Zia Hassan

Stay In Control

Today, in the midst of quite a thunderstorm, I was parked near a auto repair shop. Through my windshield, which was streaked with rain, I noticed a sign that simply said: stay in control.

I immediately felt more grounded after reading it. I do teeter off sometimes, losing my control and poise, and as soon as I had read these very authoritative (nearly commanding) words, my mind snapped back to center. I felt victorious.

But that experience was not the essence of the message of this sign. What I had done was regained control, and almost anyone can do that under the right circumstances. Though it isn’t exactly intuitive, many people have props or tools that bring them back into the moment.

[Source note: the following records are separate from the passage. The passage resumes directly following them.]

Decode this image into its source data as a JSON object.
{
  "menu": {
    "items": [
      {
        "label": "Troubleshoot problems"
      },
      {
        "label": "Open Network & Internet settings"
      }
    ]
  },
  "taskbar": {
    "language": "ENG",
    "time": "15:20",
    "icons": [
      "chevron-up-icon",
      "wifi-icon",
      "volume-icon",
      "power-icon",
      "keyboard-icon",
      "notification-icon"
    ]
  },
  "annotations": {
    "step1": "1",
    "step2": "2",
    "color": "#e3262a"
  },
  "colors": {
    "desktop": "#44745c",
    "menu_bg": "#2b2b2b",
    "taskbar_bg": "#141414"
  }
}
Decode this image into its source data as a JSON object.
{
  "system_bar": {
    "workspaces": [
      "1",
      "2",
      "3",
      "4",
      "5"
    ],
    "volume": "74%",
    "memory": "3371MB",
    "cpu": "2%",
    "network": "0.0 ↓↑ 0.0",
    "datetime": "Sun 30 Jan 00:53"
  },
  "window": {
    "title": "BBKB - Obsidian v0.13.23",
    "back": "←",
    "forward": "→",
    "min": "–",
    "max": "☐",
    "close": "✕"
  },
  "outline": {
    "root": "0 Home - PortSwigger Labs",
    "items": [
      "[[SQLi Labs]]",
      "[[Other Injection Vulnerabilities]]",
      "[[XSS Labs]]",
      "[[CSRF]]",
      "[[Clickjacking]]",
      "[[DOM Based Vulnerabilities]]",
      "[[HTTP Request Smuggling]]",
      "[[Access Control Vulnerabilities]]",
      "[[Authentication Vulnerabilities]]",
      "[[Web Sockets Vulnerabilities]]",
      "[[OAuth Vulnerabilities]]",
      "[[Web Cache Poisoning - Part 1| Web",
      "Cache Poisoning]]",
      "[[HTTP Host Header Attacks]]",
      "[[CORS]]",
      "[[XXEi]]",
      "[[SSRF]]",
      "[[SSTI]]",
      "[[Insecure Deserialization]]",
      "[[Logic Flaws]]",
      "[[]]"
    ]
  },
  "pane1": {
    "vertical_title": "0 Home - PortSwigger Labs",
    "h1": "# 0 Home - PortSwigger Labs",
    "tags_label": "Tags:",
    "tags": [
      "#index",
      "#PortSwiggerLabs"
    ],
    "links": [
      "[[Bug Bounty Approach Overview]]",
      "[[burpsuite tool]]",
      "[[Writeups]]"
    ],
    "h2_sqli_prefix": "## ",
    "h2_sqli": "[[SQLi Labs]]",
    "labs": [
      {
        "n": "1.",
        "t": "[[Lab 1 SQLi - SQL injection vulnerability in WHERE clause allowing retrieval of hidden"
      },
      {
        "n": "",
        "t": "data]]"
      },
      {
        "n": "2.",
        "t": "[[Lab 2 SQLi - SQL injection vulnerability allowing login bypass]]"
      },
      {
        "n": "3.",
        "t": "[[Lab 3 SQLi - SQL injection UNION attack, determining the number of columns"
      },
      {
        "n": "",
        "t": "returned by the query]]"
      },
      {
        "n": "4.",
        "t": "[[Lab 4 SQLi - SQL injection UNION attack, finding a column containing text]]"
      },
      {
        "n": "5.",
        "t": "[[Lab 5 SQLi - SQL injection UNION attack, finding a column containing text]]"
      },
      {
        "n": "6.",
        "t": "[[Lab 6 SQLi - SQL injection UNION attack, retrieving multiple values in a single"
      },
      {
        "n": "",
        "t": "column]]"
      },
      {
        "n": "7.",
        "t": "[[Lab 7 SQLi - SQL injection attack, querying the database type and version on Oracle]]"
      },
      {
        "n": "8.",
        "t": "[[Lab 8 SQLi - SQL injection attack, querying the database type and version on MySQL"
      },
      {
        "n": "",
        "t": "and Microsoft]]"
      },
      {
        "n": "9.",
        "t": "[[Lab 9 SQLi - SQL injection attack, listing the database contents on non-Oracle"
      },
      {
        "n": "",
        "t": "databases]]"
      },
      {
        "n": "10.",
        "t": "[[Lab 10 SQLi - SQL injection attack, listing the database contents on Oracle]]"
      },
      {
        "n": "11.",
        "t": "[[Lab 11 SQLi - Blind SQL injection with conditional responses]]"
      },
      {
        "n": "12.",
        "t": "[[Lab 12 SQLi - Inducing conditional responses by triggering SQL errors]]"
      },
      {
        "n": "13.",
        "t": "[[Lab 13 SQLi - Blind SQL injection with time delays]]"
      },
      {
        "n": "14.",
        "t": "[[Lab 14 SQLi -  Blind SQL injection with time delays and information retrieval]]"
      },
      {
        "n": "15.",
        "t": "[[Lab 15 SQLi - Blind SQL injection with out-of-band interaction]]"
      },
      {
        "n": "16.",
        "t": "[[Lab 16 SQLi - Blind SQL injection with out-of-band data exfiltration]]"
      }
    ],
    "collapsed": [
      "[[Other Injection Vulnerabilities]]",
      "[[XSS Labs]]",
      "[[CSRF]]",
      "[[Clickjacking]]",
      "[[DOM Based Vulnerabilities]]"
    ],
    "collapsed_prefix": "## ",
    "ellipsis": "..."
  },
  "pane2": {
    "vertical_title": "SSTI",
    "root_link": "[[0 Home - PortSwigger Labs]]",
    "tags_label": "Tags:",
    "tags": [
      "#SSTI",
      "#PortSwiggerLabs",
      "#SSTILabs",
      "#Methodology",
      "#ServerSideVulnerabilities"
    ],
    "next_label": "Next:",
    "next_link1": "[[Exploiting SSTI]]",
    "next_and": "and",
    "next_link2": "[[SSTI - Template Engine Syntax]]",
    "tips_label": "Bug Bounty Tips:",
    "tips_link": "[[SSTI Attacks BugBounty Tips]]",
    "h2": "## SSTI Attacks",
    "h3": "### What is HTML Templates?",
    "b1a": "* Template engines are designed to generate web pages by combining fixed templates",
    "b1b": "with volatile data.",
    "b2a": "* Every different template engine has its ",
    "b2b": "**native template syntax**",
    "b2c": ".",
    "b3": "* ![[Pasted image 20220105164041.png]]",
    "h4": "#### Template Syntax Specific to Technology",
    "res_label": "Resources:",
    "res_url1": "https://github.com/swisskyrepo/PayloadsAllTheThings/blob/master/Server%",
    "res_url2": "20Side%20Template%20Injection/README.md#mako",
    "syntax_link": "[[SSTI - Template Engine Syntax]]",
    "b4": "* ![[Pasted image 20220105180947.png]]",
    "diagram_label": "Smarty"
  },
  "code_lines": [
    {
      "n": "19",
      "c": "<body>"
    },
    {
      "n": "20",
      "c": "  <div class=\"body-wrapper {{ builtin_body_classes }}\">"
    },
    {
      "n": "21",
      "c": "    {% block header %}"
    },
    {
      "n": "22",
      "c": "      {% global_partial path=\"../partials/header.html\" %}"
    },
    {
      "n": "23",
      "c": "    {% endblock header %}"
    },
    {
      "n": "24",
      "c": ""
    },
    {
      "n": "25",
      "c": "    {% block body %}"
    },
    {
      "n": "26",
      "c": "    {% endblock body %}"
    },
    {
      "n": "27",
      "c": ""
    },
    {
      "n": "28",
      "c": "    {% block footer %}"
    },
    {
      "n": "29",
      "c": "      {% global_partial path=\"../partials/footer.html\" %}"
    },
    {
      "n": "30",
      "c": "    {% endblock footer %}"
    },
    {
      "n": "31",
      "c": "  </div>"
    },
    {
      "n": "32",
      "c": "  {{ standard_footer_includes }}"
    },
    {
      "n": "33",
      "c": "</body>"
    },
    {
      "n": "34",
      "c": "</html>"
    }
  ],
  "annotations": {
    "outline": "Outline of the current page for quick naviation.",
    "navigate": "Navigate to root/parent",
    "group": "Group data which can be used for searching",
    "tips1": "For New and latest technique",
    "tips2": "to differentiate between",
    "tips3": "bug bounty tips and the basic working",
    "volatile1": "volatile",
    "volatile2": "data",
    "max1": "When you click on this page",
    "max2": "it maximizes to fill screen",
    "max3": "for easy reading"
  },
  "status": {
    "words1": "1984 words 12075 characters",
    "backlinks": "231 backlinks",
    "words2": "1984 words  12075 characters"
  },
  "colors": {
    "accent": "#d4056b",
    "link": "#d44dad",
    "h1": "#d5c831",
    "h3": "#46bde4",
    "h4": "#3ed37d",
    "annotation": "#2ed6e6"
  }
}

Snapping a rubber band, hitting a gong, striking a singing bowl, strumming a guitar… all of these are rituals that, if we lose our way, can bring us back to the path (whatever that means for us individually).

We can reclaim control. But to stay in control? To not let the mind wander or the attention slip? That might be an act of God. At the very least, it’s an impossibility for many folks. Even those who have reached enlightenment won’t stay in control – they’ll just reclaim control more quickly.

But I assume the writer of this sign didn’t actually mean to instruct us to stay in control. Staying in makes it sound like a river. You just stay in and you end up where you’re going.

But control doesn’t work like this. It is a bit more like like making the bed, or setting the table, or opening your eyes after nodding off. The momentary lapse in attention is reclaimed often enough that control seems to flow. But that’s just an illusion.

We can’t ever stay in control. The best we can do is avoid wandering too far.